__EXERCISE BRIEF__. Report, from the records below, every line where the word "message" appears.

[Excerpts from an interface dataset]

☆ ☆ ☆

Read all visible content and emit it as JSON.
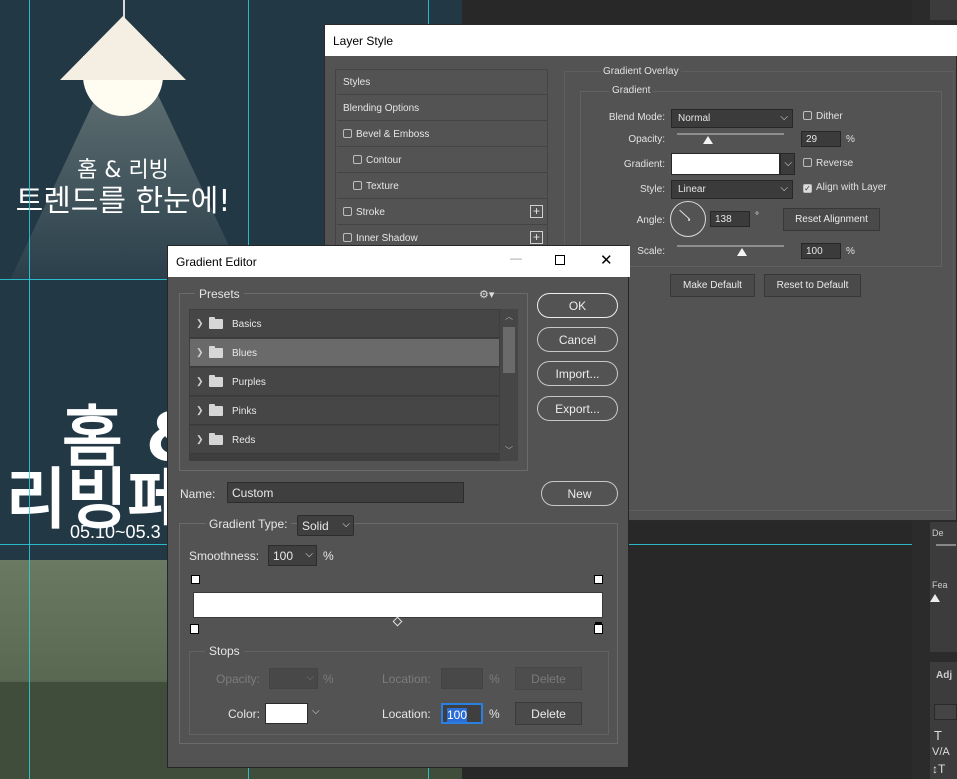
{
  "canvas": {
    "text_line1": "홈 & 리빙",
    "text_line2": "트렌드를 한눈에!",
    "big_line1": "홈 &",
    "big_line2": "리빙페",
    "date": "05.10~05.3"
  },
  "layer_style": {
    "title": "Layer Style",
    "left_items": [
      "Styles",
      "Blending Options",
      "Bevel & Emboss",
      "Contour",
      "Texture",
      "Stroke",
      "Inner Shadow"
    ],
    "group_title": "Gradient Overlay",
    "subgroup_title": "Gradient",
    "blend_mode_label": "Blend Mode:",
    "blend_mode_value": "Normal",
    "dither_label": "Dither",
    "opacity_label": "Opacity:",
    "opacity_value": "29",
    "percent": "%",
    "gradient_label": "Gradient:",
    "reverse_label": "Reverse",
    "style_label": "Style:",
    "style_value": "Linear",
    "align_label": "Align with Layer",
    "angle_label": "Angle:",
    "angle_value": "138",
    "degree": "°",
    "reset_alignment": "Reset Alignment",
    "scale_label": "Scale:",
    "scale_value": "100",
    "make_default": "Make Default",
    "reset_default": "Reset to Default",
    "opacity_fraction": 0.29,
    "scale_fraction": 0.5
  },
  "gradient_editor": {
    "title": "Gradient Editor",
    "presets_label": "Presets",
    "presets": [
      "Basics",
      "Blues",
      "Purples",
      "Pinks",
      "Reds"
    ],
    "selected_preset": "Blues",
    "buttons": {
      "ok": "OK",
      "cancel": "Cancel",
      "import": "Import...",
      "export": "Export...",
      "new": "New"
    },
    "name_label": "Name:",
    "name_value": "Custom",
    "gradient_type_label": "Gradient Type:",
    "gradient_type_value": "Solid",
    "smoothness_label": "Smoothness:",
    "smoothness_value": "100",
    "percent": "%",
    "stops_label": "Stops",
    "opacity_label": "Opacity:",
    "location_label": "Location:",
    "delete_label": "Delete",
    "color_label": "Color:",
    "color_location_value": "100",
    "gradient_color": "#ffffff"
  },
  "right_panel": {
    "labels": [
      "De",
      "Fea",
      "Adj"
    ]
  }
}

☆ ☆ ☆

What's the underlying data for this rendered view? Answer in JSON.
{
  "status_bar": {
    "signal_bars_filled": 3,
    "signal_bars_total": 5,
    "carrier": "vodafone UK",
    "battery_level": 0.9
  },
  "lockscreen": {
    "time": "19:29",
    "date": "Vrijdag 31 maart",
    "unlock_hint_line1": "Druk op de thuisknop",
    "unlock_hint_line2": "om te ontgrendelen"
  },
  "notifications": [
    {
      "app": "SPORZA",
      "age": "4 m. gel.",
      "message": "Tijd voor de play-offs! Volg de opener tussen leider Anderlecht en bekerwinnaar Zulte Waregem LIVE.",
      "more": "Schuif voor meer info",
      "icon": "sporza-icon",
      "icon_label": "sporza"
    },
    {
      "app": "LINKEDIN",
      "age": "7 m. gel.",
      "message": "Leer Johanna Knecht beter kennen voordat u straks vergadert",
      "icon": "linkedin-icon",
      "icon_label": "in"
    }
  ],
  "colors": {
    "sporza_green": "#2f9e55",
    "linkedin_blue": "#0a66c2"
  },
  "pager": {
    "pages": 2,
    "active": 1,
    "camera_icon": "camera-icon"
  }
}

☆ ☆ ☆

__ANSWER TO THE PROBLEM__.
      "message": "Tijd voor de play-offs! Volg de opener tussen leider Anderlecht en bekerwinnaar Zulte Waregem LIVE.",
      "message": "Leer Johanna Knecht beter kennen voordat u straks vergadert",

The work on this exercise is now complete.